It is clear: whoever was behind this only thought of themselves and of their own interests, disregarding those of their fellow men. And even if we believe that those who went to Sabah only wanted to stand up for what they believe in—wouldn’t it have been better for everyone involved if they did so through calm and reasonable discourse, in accordance with the law and the appropriate processes?
Let us look at the situation in the West Philippine Sea as an example. Is it not true that, like in the issue of Sabah, we continue to hold firm to principles founded on a rules-based approach, towards a peaceful resolution of the dispute over Bajo de Masinloc? If we were to resort to saber-rattling and violence, the problem would only grow bigger, and in all likelihood, would only carry over to the next generations. We have already seen the positive fruits of dialogue with our countrymen who, like us, want the Bangsamoro to progress: earnest dialogue is more effective, more productive, and more beneficial to all, as opposed to pointing weapons at each other. Forbearance and reason are not equivalent to cowardice—on the contrary, these are the measures of true courage and resolve, because through these we are able to consider the well-being of not only those living in the here and now, but especially those in the years to come.
This is among the crossroads that you will face as soldiers. Will you allow emotions to cloud your judgment, or will you face challenges with calm? Will you take shortcuts to complete your work, or will you weigh carefully the effects that your actions and decisions will have on those that follow you? Will you pass on to the next desk the problems that arrive in front of you, or will you work with all your strength, all your zeal, all the heart and honor of the soldiers of a united people, to solve these problems, and keep them from burdening the next generations of Filipinos?

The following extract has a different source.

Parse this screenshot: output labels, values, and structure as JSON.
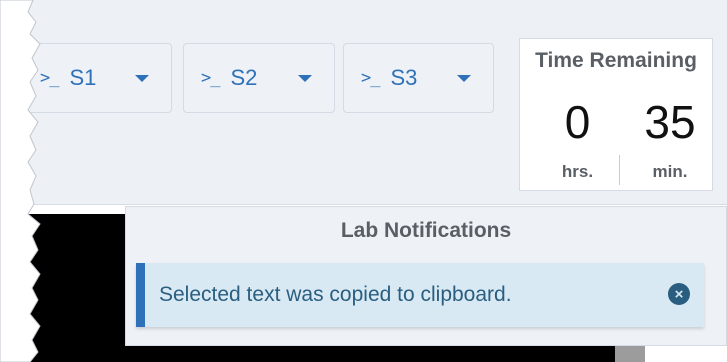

As the next leaders of our uniformed forces, you bear on your shoulders a grave responsibility. And as someone who is a little bit older than you, perhaps this is the lesson I can impart: whenever you face a dilemma, you need only put yourselves in the shoes of those that will be the most affected, the most abused, the poorest, those who are in most need of your protection—and I can promise you, what is right and what is wrong will become clearer. They who are in the margins of society, they who are our Bosses, the Filipino people—they are the ones who will set the direction we must take; so long as we always keep their well-being in mind, we will never stray.
You know, I have to be honest with you: being the President of the Philippines is not a job that keeps one youthful. There are some who say that I am in dire need of a vacation, because they see my eye-bags growing larger, and my hair growing even thinner. This is why I like visiting the PMA, because I have longer hair than you guys. [Laughter] A part of me that agrees with them—but a larger part tells me that I only have six years in office, six years to lay down the changes that we have long desired. We are almost at the midpoint of our term, and I am only encouraged by the successes that we have begun to reap one after the other. This is why, like in your forced marches, no matter how heavy the weight I’m carrying, as long as I can move my right foot forward and follow it with my left—especially when I know that you and the rest of the Filipino nation stand behind me, ready to do your part to uplift our society—we will continue marching towards the fulfillment of our dreams.
I tell you the same thing I said to the classes that came before you: the time for training is done, the time for theories is done, the four years of vacation you have spent in Fort del Pilar is done; today, you begin to put what you learned into practice. Go forth, and show our nation that it was not wrong in selecting you as part of Pudang Kalis Class of 2013 of the Philippine Military Academy.
Thank you, and a good day to all.